Updated: May 18, 2021
This is the that pie inspired me to start my blog. I was organizing my cookbooks one day when I found the original recipe. I’ve never heard of a “Vinegar Pie” before — I just kind of put it back in the cookbook and arranged the book back on the self. The recipe kept playing around in my head, but I couldn’t figure out how the ingredients would come together to create a tasty pie.
I honestly thought that this recipe was a joke. A few weeks after finding the recipe, I was attending a funeral. During the eulogy, someone mentioned that the deceased person made the most amazing vinegar pie. I thought, Wait … it’s really a thing!!
When I returned home, I took out the recipe and followed the instructions. I baked the pie for almost 1 hour, but it didn’t work. It was soupy and tasted horrible. I decided it wasn’t worth my efforts. When I started discussing plans for the blog, this recipe was always rattling around in my brain.
So, a month ago, I was determined that I was going to crack the vinegar pie code. I read the recipe again, and thought I needed to use my cooking knowledge and make this work. A double-broiler was my answer. I’ve baked this pie a few times now. I’ve tweaked it a few times, and the recipe below is my best version.

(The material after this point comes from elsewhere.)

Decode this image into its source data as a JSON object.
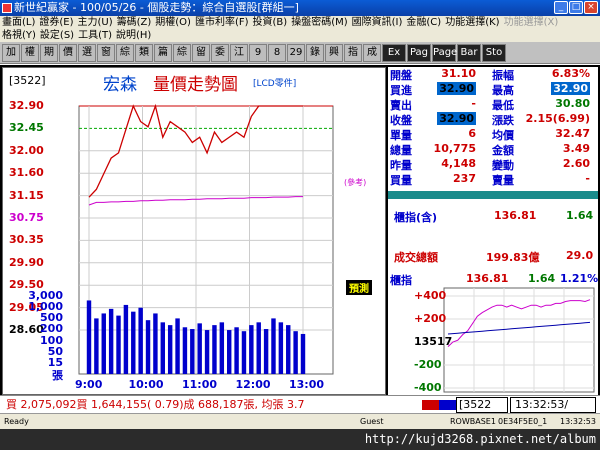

You might be wondering it tastes like … well, it tastes like lemon! It’s a custard pie, but there’s no taste of vinegar once its baked. It’s light and delicate. I’ve baked it in a store-bought pie shell and in a tart form (tart shell in Apple Macadamia recipe), which I prefer. I’ve also done it with white vinegar and with apple cider vinegar. They both resulted in the same taste, but I prefer the apple cider vinegar.
1 (9-inch, deep dish) pie crust
1 cup granulated sugar
1 cup water
6 tablespoon all-purpose flour
3 tablespoon apple cider vinegar or white vinegar
1 egg, beaten
1/4 teaspoon nutmeg
Yield:1 (9-inch) pie
Prep Time: 10 minutes
Cook Time: 45 minutes
Preheat oven to 350°F.
Prebake the crust for 10 minutes. Set aside to cool.
In a double boiler over medium-high heat, mix the sugar with water with a wooden spoon until the sugar is dissolved.
Switch to a whisk and add the flour. The mixture will look like paste.
Add the vinegar and continue whisking.
Take the mixture off the heat and add the egg.
Continue whisking until the mixture is well incorporated and forms a custard consistency.
Place the custard in the crust and bake for 30-35 minutes. A cake tester should come out clean.
When cooled, dust nutmeg on top.
Serve with whipped cream.